On 7 June 2017, the Federal Constitutional Court of Germany (FCC) published a recent decision that declared the German Nuclear Fuel Tax Act (Kernbrennstoffsteuergesetz – KernbrStG) void due to the lack of legislative competence of the federal legislator (Bundestag) to enact the law constitutionally. The FCC argued that neither the Federation (Bund) nor the federal states (Länder) have the right to seek tax outside the competencies of the Basic Law (Grundgesetz). The court found that the tax on nuclear fuel cannot be allocated to the type of excise duty (Verbrauchsteuer) within the meaning of Art. 106 of the Basic Law.

The tax on nuclear fuel was imposed in 2010 as a measure for fiscal consolidation. From 2011 through 2016, each gram of fissile nuclear fuel loaded into a German reactor carried a levy of €145. The legislator deemed the tax to be an excise duty within the meaning of tax regulations. According to the Federal Ministry of Finance, the tax revenue amounted to nearly €6.3 billion.

The operators of nuclear power plants challenged the levy before several German Fiscal Courts. The Fiscal Court of Hamburg referred the case at hand to both the FCC and the European Court of Justice (ECJ). The Fiscal Court doubted the compatibility of the Nuclear Fuel Tax Act with national constitutional law and the law of the European Union. In 2015, the ECJ found the German law compatible with the European Directive (2003/96/EC) on taxation of energy products and electricity and rejected the claim that nuclear fuel must be exempted from taxation.
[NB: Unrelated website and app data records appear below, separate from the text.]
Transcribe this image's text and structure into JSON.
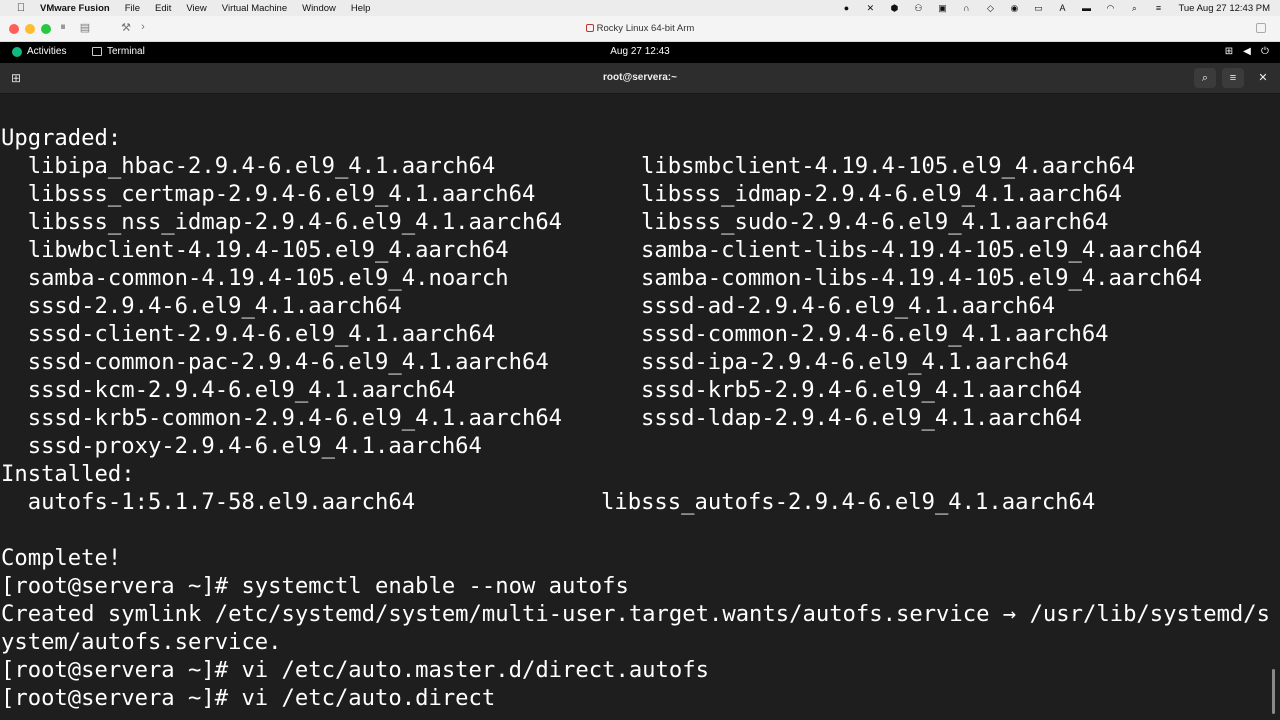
{
  "mac_menubar": {
    "app_name": "VMware Fusion",
    "menus": [
      "File",
      "Edit",
      "View",
      "Virtual Machine",
      "Window",
      "Help"
    ],
    "clock": "Tue Aug 27  12:43 PM"
  },
  "vm_window": {
    "title": "Rocky Linux 64-bit Arm"
  },
  "gnome_bar": {
    "activities": "Activities",
    "app": "Terminal",
    "clock": "Aug 27  12:43"
  },
  "terminal": {
    "title": "root@servera:~",
    "lines": [
      {
        "text": "Upgraded:"
      },
      {
        "text": "  libipa_hbac-2.9.4-6.el9_4.1.aarch64",
        "col2": "libsmbclient-4.19.4-105.el9_4.aarch64"
      },
      {
        "text": "  libsss_certmap-2.9.4-6.el9_4.1.aarch64",
        "col2": "libsss_idmap-2.9.4-6.el9_4.1.aarch64"
      },
      {
        "text": "  libsss_nss_idmap-2.9.4-6.el9_4.1.aarch64",
        "col2": "libsss_sudo-2.9.4-6.el9_4.1.aarch64"
      },
      {
        "text": "  libwbclient-4.19.4-105.el9_4.aarch64",
        "col2": "samba-client-libs-4.19.4-105.el9_4.aarch64"
      },
      {
        "text": "  samba-common-4.19.4-105.el9_4.noarch",
        "col2": "samba-common-libs-4.19.4-105.el9_4.aarch64"
      },
      {
        "text": "  sssd-2.9.4-6.el9_4.1.aarch64",
        "col2": "sssd-ad-2.9.4-6.el9_4.1.aarch64"
      },
      {
        "text": "  sssd-client-2.9.4-6.el9_4.1.aarch64",
        "col2": "sssd-common-2.9.4-6.el9_4.1.aarch64"
      },
      {
        "text": "  sssd-common-pac-2.9.4-6.el9_4.1.aarch64",
        "col2": "sssd-ipa-2.9.4-6.el9_4.1.aarch64"
      },
      {
        "text": "  sssd-kcm-2.9.4-6.el9_4.1.aarch64",
        "col2": "sssd-krb5-2.9.4-6.el9_4.1.aarch64"
      },
      {
        "text": "  sssd-krb5-common-2.9.4-6.el9_4.1.aarch64",
        "col2": "sssd-ldap-2.9.4-6.el9_4.1.aarch64"
      },
      {
        "text": "  sssd-proxy-2.9.4-6.el9_4.1.aarch64"
      },
      {
        "text": "Installed:"
      },
      {
        "text": "  autofs-1:5.1.7-58.el9.aarch64",
        "col2": "libsss_autofs-2.9.4-6.el9_4.1.aarch64",
        "col2_alt": true
      },
      {
        "text": ""
      },
      {
        "text": "Complete!"
      },
      {
        "text": "[root@servera ~]# systemctl enable --now autofs"
      },
      {
        "text": "Created symlink /etc/systemd/system/multi-user.target.wants/autofs.service → /usr/lib/systemd/s"
      },
      {
        "text": "ystem/autofs.service."
      },
      {
        "text": "[root@servera ~]# vi /etc/auto.master.d/direct.autofs"
      },
      {
        "text": "[root@servera ~]# vi /etc/auto.direct"
      }
    ]
  },
  "colors": {
    "terminal_bg": "#1e1e1e",
    "terminal_fg": "#ffffff",
    "header_bg": "#2d2d2d",
    "gnome_bar_bg": "#000000",
    "traffic_red": "#ff5f57",
    "traffic_yellow": "#febc2e",
    "traffic_green": "#28c840"
  }
}
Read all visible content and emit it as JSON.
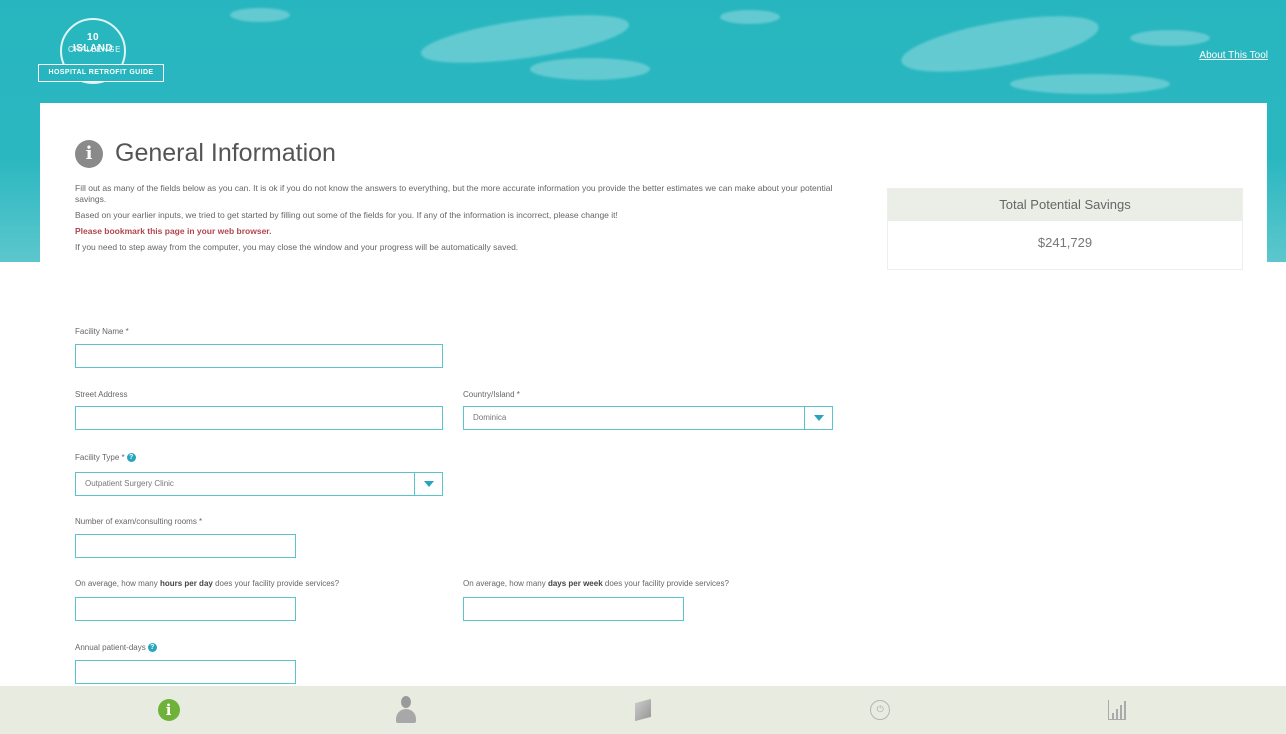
{
  "header": {
    "logo_line1": "10 ISLAND",
    "logo_line2": "CHALLENGE",
    "logo_tag": "HOSPITAL RETROFIT GUIDE",
    "about_link": "About This Tool"
  },
  "page": {
    "title": "General Information",
    "intro": [
      "Fill out as many of the fields below as you can. It is ok if you do not know the answers to everything, but the more accurate information you provide the better estimates we can make about your potential savings.",
      "Based on your earlier inputs, we tried to get started by filling out some of the fields for you. If any of the information is incorrect, please change it!",
      "Please bookmark this page in your web browser.",
      "If you need to step away from the computer, you may close the window and your progress will be automatically saved."
    ]
  },
  "savings": {
    "label": "Total Potential Savings",
    "value": "$241,729"
  },
  "form": {
    "facility_name_label": "Facility Name *",
    "facility_name_value": "",
    "street_address_label": "Street Address",
    "street_address_value": "",
    "country_label": "Country/Island *",
    "country_value": "Dominica",
    "facility_type_label": "Facility Type *",
    "facility_type_value": "Outpatient Surgery Clinic",
    "rooms_label": "Number of exam/consulting rooms *",
    "rooms_value": "",
    "hours_label_pre": "On average, how many ",
    "hours_label_bold": "hours per day",
    "hours_label_post": " does your facility provide services?",
    "hours_value": "",
    "days_label_pre": "On average, how many ",
    "days_label_bold": "days per week",
    "days_label_post": " does your facility provide services?",
    "days_value": "",
    "patient_days_label": "Annual patient-days",
    "patient_days_value": ""
  },
  "nav": {
    "items": [
      "info-icon",
      "person-icon",
      "building-icon",
      "outlet-icon",
      "bar-chart-icon"
    ],
    "active": "info-icon",
    "active_color": "#6fb23a"
  },
  "colors": {
    "banner": "#2bb7c0",
    "accent": "#27a5bf",
    "warn": "#b0464d"
  }
}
The Directive exempts energy products for the production of electricity which are subject to harmonized excise duty. The ECJ noted that nuclear fuel is not included in the scope of this Directive.

The Recent FCC Decision

The FCC’s decision mainly depended on the question whether the Nuclear Fuel Tax Act constitutes an excise duty. Only if the answer was in the affirmative did the Bundestag have the sole legislative competence to enact the KernbrStG. One of the most important issues in the very controversial discussion was whether an excise duty requires the taxpayer to pass the tax on to the final consumer.

The FCC decided that the central criterion of an excise duty is that it taxes the private application of generated income. The court found that the Nuclear Fuel Tax Act only imposes a tax on the means of production, and thus constitutes a tax on the entrepreneurial generation of income. The court noted that the legislator himself assumed that the final consumer does not bear the tax, because the use of nuclear fuel lies outside the consumer’s sphere of influence. The ECJ ruling also confirmed an excise duty would have imposed a tax on the consumption of electricity — which is not the case with the Nuclear Fuel Tax Act. The FCC argued that the Nuclear Fuel Tax Act cannot be considered an excise duty on the consumption of nuclear fuel because such fuel is not brought to the general market to meet a private need.

Furthermore, the FCC pointed out that the fiscal regime of the Basic Law limits the legislator’s ability to “invent” taxes beyond the classification of taxes outlined in the constitution. Protecting the confidence of individuals and legal entities would require a prior change of the constitution.


The three German utilities which are affected by the decision — Eon, RWE and EnBW — are now entitled to claim reimbursement. Each utility will recover between €1.44 billion and €2.8 billion plus interest. Thus, the utilities’ strategy not to waive their complaint against the Nuclear Fuel Tax Act in the course of the discussion on the costs of nuclear decommissioning in Germany has been successful.